McMurtry hopes that this work to raise awareness will change the landscape for other neurodiverse athletes.
“I hope these things together will reduce the likelihood that someone will go through what I went through,” she says.
Recent projects include a pilot programme with the UK Sports Institute, running workshops with different Olympic teams to raise awareness of neurodiversity.
Neurodiverse Sport also collaborates with universities and researchers to expand the understanding of neurodiversity in sport.

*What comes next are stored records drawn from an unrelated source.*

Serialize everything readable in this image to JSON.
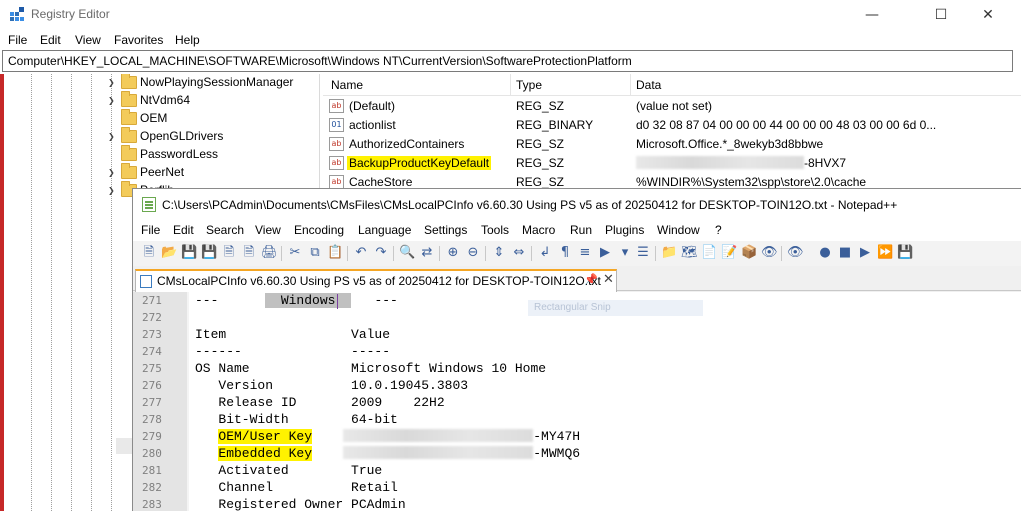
{
  "registry": {
    "title": "Registry Editor",
    "window_controls": {
      "minimize": "—",
      "maximize": "☐",
      "close": "✕"
    },
    "menu": [
      "File",
      "Edit",
      "View",
      "Favorites",
      "Help"
    ],
    "address": "Computer\\HKEY_LOCAL_MACHINE\\SOFTWARE\\Microsoft\\Windows NT\\CurrentVersion\\SoftwareProtectionPlatform",
    "tree_items": [
      "NowPlayingSessionManager",
      "NtVdm64",
      "OEM",
      "OpenGLDrivers",
      "PasswordLess",
      "PeerNet",
      "Perflib"
    ],
    "columns": {
      "name": "Name",
      "type": "Type",
      "data": "Data"
    },
    "values": [
      {
        "name": "(Default)",
        "type": "REG_SZ",
        "data": "(value not set)",
        "icon": "ab"
      },
      {
        "name": "actionlist",
        "type": "REG_BINARY",
        "data": "d0 32 08 87 04 00 00 00 44 00 00 00 48 03 00 00 6d 0...",
        "icon": "bin"
      },
      {
        "name": "AuthorizedContainers",
        "type": "REG_SZ",
        "data": "Microsoft.Office.*_8wekyb3d8bbwe",
        "icon": "ab"
      },
      {
        "name": "BackupProductKeyDefault",
        "type": "REG_SZ",
        "data": "-8HVX7",
        "icon": "ab"
      },
      {
        "name": "CacheStore",
        "type": "REG_SZ",
        "data": "%WINDIR%\\System32\\spp\\store\\2.0\\cache",
        "icon": "ab"
      }
    ],
    "colors": {
      "highlight": "#fff200"
    }
  },
  "notepad": {
    "title": "C:\\Users\\PCAdmin\\Documents\\CMsFiles\\CMsLocalPCInfo v6.60.30 Using PS v5 as of 20250412 for DESKTOP-TOIN12O.txt - Notepad++",
    "menu": [
      "File",
      "Edit",
      "Search",
      "View",
      "Encoding",
      "Language",
      "Settings",
      "Tools",
      "Macro",
      "Run",
      "Plugins",
      "Window",
      "?"
    ],
    "tab_label": "CMsLocalPCInfo v6.60.30 Using PS v5 as of 20250412 for DESKTOP-TOIN12O.txt",
    "tab_pin": "📌",
    "tab_close": "✕",
    "ghost_tooltip": "Rectangular Snip",
    "lines": [
      {
        "num": "271",
        "pre": "---      ",
        "sel": "  Windows  ",
        "post": "   ---"
      },
      {
        "num": "272",
        "text": ""
      },
      {
        "num": "273",
        "text": "Item                Value"
      },
      {
        "num": "274",
        "text": "------              -----"
      },
      {
        "num": "275",
        "text": "OS Name             Microsoft Windows 10 Home"
      },
      {
        "num": "276",
        "text": "   Version          10.0.19045.3803"
      },
      {
        "num": "277",
        "text": "   Release ID       2009    22H2"
      },
      {
        "num": "278",
        "text": "   Bit-Width        64-bit"
      },
      {
        "num": "279",
        "key": "OEM/User Key",
        "tail": "-MY47H"
      },
      {
        "num": "280",
        "key": "Embedded Key",
        "tail": "-MWMQ6"
      },
      {
        "num": "281",
        "text": "   Activated        True"
      },
      {
        "num": "282",
        "text": "   Channel          Retail"
      },
      {
        "num": "283",
        "text": "   Registered Owner PCAdmin"
      }
    ]
  }
}
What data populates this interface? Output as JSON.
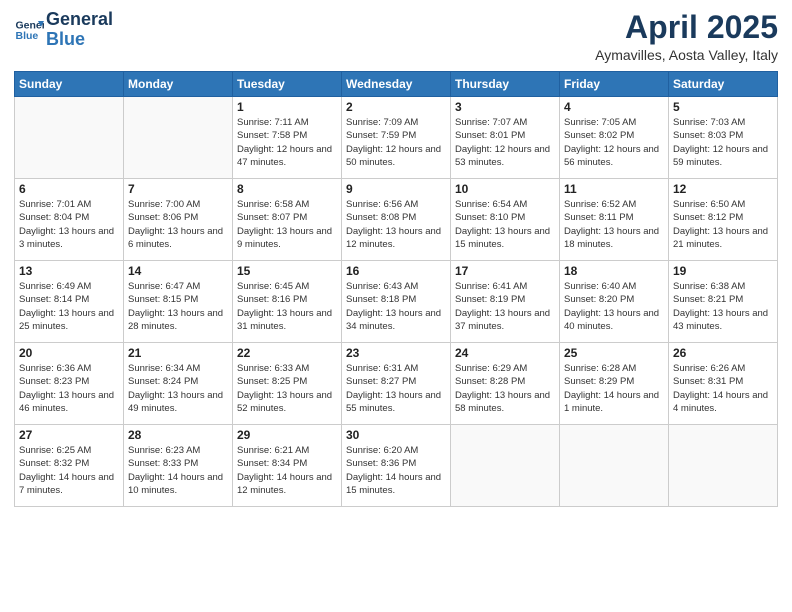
{
  "logo": {
    "line1": "General",
    "line2": "Blue"
  },
  "title": "April 2025",
  "location": "Aymavilles, Aosta Valley, Italy",
  "weekdays": [
    "Sunday",
    "Monday",
    "Tuesday",
    "Wednesday",
    "Thursday",
    "Friday",
    "Saturday"
  ],
  "weeks": [
    [
      {
        "day": "",
        "info": ""
      },
      {
        "day": "",
        "info": ""
      },
      {
        "day": "1",
        "info": "Sunrise: 7:11 AM\nSunset: 7:58 PM\nDaylight: 12 hours and 47 minutes."
      },
      {
        "day": "2",
        "info": "Sunrise: 7:09 AM\nSunset: 7:59 PM\nDaylight: 12 hours and 50 minutes."
      },
      {
        "day": "3",
        "info": "Sunrise: 7:07 AM\nSunset: 8:01 PM\nDaylight: 12 hours and 53 minutes."
      },
      {
        "day": "4",
        "info": "Sunrise: 7:05 AM\nSunset: 8:02 PM\nDaylight: 12 hours and 56 minutes."
      },
      {
        "day": "5",
        "info": "Sunrise: 7:03 AM\nSunset: 8:03 PM\nDaylight: 12 hours and 59 minutes."
      }
    ],
    [
      {
        "day": "6",
        "info": "Sunrise: 7:01 AM\nSunset: 8:04 PM\nDaylight: 13 hours and 3 minutes."
      },
      {
        "day": "7",
        "info": "Sunrise: 7:00 AM\nSunset: 8:06 PM\nDaylight: 13 hours and 6 minutes."
      },
      {
        "day": "8",
        "info": "Sunrise: 6:58 AM\nSunset: 8:07 PM\nDaylight: 13 hours and 9 minutes."
      },
      {
        "day": "9",
        "info": "Sunrise: 6:56 AM\nSunset: 8:08 PM\nDaylight: 13 hours and 12 minutes."
      },
      {
        "day": "10",
        "info": "Sunrise: 6:54 AM\nSunset: 8:10 PM\nDaylight: 13 hours and 15 minutes."
      },
      {
        "day": "11",
        "info": "Sunrise: 6:52 AM\nSunset: 8:11 PM\nDaylight: 13 hours and 18 minutes."
      },
      {
        "day": "12",
        "info": "Sunrise: 6:50 AM\nSunset: 8:12 PM\nDaylight: 13 hours and 21 minutes."
      }
    ],
    [
      {
        "day": "13",
        "info": "Sunrise: 6:49 AM\nSunset: 8:14 PM\nDaylight: 13 hours and 25 minutes."
      },
      {
        "day": "14",
        "info": "Sunrise: 6:47 AM\nSunset: 8:15 PM\nDaylight: 13 hours and 28 minutes."
      },
      {
        "day": "15",
        "info": "Sunrise: 6:45 AM\nSunset: 8:16 PM\nDaylight: 13 hours and 31 minutes."
      },
      {
        "day": "16",
        "info": "Sunrise: 6:43 AM\nSunset: 8:18 PM\nDaylight: 13 hours and 34 minutes."
      },
      {
        "day": "17",
        "info": "Sunrise: 6:41 AM\nSunset: 8:19 PM\nDaylight: 13 hours and 37 minutes."
      },
      {
        "day": "18",
        "info": "Sunrise: 6:40 AM\nSunset: 8:20 PM\nDaylight: 13 hours and 40 minutes."
      },
      {
        "day": "19",
        "info": "Sunrise: 6:38 AM\nSunset: 8:21 PM\nDaylight: 13 hours and 43 minutes."
      }
    ],
    [
      {
        "day": "20",
        "info": "Sunrise: 6:36 AM\nSunset: 8:23 PM\nDaylight: 13 hours and 46 minutes."
      },
      {
        "day": "21",
        "info": "Sunrise: 6:34 AM\nSunset: 8:24 PM\nDaylight: 13 hours and 49 minutes."
      },
      {
        "day": "22",
        "info": "Sunrise: 6:33 AM\nSunset: 8:25 PM\nDaylight: 13 hours and 52 minutes."
      },
      {
        "day": "23",
        "info": "Sunrise: 6:31 AM\nSunset: 8:27 PM\nDaylight: 13 hours and 55 minutes."
      },
      {
        "day": "24",
        "info": "Sunrise: 6:29 AM\nSunset: 8:28 PM\nDaylight: 13 hours and 58 minutes."
      },
      {
        "day": "25",
        "info": "Sunrise: 6:28 AM\nSunset: 8:29 PM\nDaylight: 14 hours and 1 minute."
      },
      {
        "day": "26",
        "info": "Sunrise: 6:26 AM\nSunset: 8:31 PM\nDaylight: 14 hours and 4 minutes."
      }
    ],
    [
      {
        "day": "27",
        "info": "Sunrise: 6:25 AM\nSunset: 8:32 PM\nDaylight: 14 hours and 7 minutes."
      },
      {
        "day": "28",
        "info": "Sunrise: 6:23 AM\nSunset: 8:33 PM\nDaylight: 14 hours and 10 minutes."
      },
      {
        "day": "29",
        "info": "Sunrise: 6:21 AM\nSunset: 8:34 PM\nDaylight: 14 hours and 12 minutes."
      },
      {
        "day": "30",
        "info": "Sunrise: 6:20 AM\nSunset: 8:36 PM\nDaylight: 14 hours and 15 minutes."
      },
      {
        "day": "",
        "info": ""
      },
      {
        "day": "",
        "info": ""
      },
      {
        "day": "",
        "info": ""
      }
    ]
  ]
}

The team has worked with organisations including the University of Reading’s Autism Research Centre, and have supported individual researchers on projects focusing on the stressors faced by neurodivergent athletes and the lived experiences of neurodiverse athletes in high-performance sport.
In November last year, McMurtry received the Innovation Award at UK Sport’s PLx Awards, which recognised the ‘significant impact’ of Neurodiverse Sport’s work.
Plans for the future
While there is still a long way to go, McMurtry says that the conversation around neurodiversity is changing.
Making neuroinclusion a reality means putting into practice diversity, equity & inclusion (DE&I) policies, many of which have been developed in recent years.
“I think there’s been a lot of ‘diversity-washing’ – saying something and then not doing anything,” McMurtry says. “The DE&I policies over the past 10 years have definitely paved the way, they’ve put the structures in place, and now it’s time to light the fire.”
In future, the small team at Neurodiverse Sport hope to be able to broaden their impact and work on more initiatives and campaigns.
McMurtry is optimistic about the potential of sport to make a difference.
“Sport is a universal language,” McMurtry says. “The message you put out through sport is incredibly powerful, so I’m excited to see what that looks like.”
Most importantly, neuroinclusion is a crucial element of sustainability.
“It’s about doing the right thing and not just living for yourself and this moment,” McMurtry says. “It’s about thinking about who comes after you, what kind of life they’re going to be able to live, and how what you’re doing impacts that.”